As a result of the alliances Peter made in Western Europe, Russia entered the Great Northern War in 1700 . The goal was to conquer the access to the Baltic Sea, which was lost in 1617. The severe defeat of Narva against the then great power Sweden once again made clear the need for comprehensive reforms in the army, which Peter began immediately. As early as 1703 the Russians conquered the mouth of the Neva , where the new capital Saint Petersburg was laid out, which was to serve as a “window to Europe”. Peter had the Russian Baltic fleet built on Lake Ladoga , which is protected from access by the Swedes . In the Battle of Poltava in 1709, the reformed Russian army won a decisive victory over the Swedes, further successes followed in several sea battles on the Baltic Sea. The Treaty of Nystad in 1721 gave Russia the Baltic States and replaced Sweden as the dominant power in the Baltic region. In the same year Peter had his country renamed the Russian Empire ( Rossijskaja Imperija ) and assumed the title of emperor ( Imperator ).

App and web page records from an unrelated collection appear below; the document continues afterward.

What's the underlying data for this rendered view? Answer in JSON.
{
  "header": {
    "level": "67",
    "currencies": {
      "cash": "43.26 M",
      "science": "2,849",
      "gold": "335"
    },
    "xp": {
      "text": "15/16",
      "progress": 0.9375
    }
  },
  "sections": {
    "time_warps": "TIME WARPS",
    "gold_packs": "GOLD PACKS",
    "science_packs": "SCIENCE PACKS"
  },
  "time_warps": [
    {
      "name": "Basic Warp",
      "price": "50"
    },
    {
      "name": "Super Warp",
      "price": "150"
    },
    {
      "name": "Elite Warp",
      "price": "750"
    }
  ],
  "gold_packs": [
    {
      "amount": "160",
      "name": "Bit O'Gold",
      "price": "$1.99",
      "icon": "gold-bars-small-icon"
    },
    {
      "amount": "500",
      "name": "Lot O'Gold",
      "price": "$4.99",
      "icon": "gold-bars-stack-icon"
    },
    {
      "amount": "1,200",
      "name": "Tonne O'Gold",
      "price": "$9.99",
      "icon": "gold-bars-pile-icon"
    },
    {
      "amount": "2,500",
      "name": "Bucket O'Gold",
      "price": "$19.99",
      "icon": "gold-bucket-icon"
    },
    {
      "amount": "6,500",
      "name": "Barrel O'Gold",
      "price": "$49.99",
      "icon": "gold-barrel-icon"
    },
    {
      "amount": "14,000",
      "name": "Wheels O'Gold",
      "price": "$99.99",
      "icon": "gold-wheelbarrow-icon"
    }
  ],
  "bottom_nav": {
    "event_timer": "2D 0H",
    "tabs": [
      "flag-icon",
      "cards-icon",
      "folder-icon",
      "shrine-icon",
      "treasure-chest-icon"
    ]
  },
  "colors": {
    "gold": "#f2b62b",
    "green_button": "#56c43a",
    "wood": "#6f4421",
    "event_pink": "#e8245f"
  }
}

See also

literature

Web links

Commons : Tsarism Russia  - Collection of pictures, videos and audio files

Remarks

  1. Dominic Lieven (Ed.): The Cambridge History of Russia . tape 2 . Cambridge University Press, Cambridge 2006, ISBN 0-521-81529-0 , Introduction, pp. I (American English).
  2. ^ Karla Günther-Hielscher, Helmut Wilhelm Schaller, Victor Glötzner: Real and non-fiction dictionary on Old Russian . Harrassowitz, Wiesbaden 1995, ISBN 3-447-03676-1 , p. 301 .
  3. Max Vasmer : Ėtimologičeskij slovar ʹ russkogo jazyka . tape 3 . Progress, Moscow 1971, p. 521 ( Russian etymological dictionary ; Russian).
  4. Maureen Perrie (Ed.): The Cambridge History of Russia . tape 1 . Cambridge University Press, Cambridge 2006, ISBN 0-521-81227-5 , Building the realm, pp. 252 ff .
  5. Maureen Perrie (Ed.): The Cambridge History of Russia . Volume 1, p. 256 ff.
  6. Maureen Perrie (Ed.): The Cambridge History of Russia . Volume 1, p. 256.
  7. Maureen Perrie (Ed.): The Cambridge History of Russia . Volume 1, p. 270.
  8. Maureen Perrie (Ed.): The Cambridge History of Russia . Volume 1, pp. 264 ff. And 409 ff.
  9. Maureen Perrie (Ed.): The Cambridge History of Russia . Volume 1, p. 487 ff.
  10. Maureen Perrie (Ed.): The Cambridge History of Russia . Volume 1, p. 500 ff.